One clear priority is economic growth. To improve the UK’s long-term growth performance rebalancing the economy while avoiding the threat of perpetual stagnation, Britain needs a comprehensive industrial strategy rather than incremental Whitehall tinkering. Global trends such as the reversal in “off-shoring” jobs abroad give Britain renewed opportunities to make things again, providing more decent, well-paid jobs. That requires an effective structure of regional banking, large-scale public infrastructure programmes focused on house-building, a massive expansion in the availability and quality of apprenticeships, alongside funding of public assets benefiting all regions, not only London and the South-east.
Second challenge: funding public services. Labour goes into the election with a substantial lead on health. The party’s programme ought to ease the immediate pressures on the NHS, increasing the numbers of nurses and doctors, improving GP access, and ending top-down reorganisation. Yet no one should fool themselves the NHS will be transformed overnight. The structural pressures are enormous. Labour have to forge a new public consensus on “tax and spend” to plug the funding gap. This ought to involve a hypothecated NHS tax or levy, combined with the progressive reform of national insurance. It isn't just about more money either: reforming England’s healthcare model emphasising community-based provision necessitates taking on vested interests without falling into the trap of “public sector good, private sector bad”. This is what Nye Bevan assiduously avoided when the NHS was founded in 1948.
Third, Labour’s historic goal of social equality. The financial crisis and Coalition cuts have significantly disadvantaged low income households. Child poverty is rising ominously, but tragically mobility is falling. The legacy of the post-1997 government was major progress in poverty alleviation. But there were evidently limits to “redistribution by stealth”. In today’s constrained environment, Labour will need to tackle economic and inter-generational inequality by imposing progressive levies on unearned capital, wealth, property, land and asset-holding, funding ambitious programmes that boost life opportunities. Spending priorities should include early years’ education alongside increasing the incomes of the poorest families. An expanded version of Labour's “baby bond” - a capital endowment for every young person at 18 - will directly tackle asset-based inequalities that severely constrain life-chances. The aim must be to unleash a new wave of social aspiration across Britain.
Whatever the precise outcome in May’s election, Labour’s first 100 days in office should lay the foundations of radical social democracy in Britain. Domestic priorities are well and good, but achieving the party’s mission requires a UK firmly at the heart of Europe. Labour has an unprecedented opportunity to end years of vacillation and drift in European policy. If it has the confidence to act boldly, Labour can govern successfully – even with the most slender of parliamentary majorities.
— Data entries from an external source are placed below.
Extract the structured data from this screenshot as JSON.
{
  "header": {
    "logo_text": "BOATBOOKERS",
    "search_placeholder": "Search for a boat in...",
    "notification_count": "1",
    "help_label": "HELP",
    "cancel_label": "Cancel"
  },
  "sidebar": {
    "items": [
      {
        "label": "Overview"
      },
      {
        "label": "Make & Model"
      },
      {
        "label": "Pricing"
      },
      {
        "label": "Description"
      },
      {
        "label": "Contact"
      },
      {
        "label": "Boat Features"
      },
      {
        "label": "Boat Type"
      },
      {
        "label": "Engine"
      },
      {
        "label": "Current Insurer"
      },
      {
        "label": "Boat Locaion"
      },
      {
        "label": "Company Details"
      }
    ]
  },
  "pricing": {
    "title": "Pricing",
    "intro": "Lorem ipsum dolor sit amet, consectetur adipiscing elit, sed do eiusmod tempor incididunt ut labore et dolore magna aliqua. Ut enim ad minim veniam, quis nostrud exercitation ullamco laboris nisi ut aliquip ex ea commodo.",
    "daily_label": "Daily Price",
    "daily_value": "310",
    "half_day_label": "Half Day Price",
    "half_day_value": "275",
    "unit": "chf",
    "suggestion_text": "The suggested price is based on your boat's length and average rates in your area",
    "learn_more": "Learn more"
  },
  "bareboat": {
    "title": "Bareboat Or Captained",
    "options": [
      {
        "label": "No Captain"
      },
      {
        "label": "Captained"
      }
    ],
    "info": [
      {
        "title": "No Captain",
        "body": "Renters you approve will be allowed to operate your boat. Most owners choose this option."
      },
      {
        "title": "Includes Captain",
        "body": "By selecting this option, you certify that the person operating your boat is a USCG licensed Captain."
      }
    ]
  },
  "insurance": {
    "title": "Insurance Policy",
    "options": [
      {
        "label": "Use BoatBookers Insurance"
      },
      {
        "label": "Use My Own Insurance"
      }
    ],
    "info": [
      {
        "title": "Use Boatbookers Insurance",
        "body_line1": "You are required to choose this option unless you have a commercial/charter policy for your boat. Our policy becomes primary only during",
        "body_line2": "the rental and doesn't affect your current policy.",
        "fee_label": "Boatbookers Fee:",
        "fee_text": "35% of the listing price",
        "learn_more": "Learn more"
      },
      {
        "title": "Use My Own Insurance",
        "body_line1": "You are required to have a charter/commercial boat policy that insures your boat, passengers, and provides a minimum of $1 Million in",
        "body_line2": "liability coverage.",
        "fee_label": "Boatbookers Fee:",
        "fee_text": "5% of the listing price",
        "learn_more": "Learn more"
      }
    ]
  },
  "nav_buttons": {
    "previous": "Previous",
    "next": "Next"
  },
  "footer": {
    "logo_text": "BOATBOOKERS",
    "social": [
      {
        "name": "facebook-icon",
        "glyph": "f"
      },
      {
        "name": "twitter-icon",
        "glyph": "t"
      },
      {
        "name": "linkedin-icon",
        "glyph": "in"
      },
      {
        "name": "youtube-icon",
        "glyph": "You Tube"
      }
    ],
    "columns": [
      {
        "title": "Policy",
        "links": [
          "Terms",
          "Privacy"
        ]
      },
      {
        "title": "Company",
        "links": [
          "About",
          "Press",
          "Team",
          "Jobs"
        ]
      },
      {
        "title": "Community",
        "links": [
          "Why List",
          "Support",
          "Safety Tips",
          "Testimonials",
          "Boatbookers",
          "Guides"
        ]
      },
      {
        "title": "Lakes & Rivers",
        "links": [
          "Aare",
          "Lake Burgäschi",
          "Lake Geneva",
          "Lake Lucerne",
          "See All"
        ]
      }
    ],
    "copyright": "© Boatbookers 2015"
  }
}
Patrick Diamond is a former adviser to Tony Blair and Gordon Brown, and University Lecturer in Public Policy at Queen Mary, University of London.Reuse content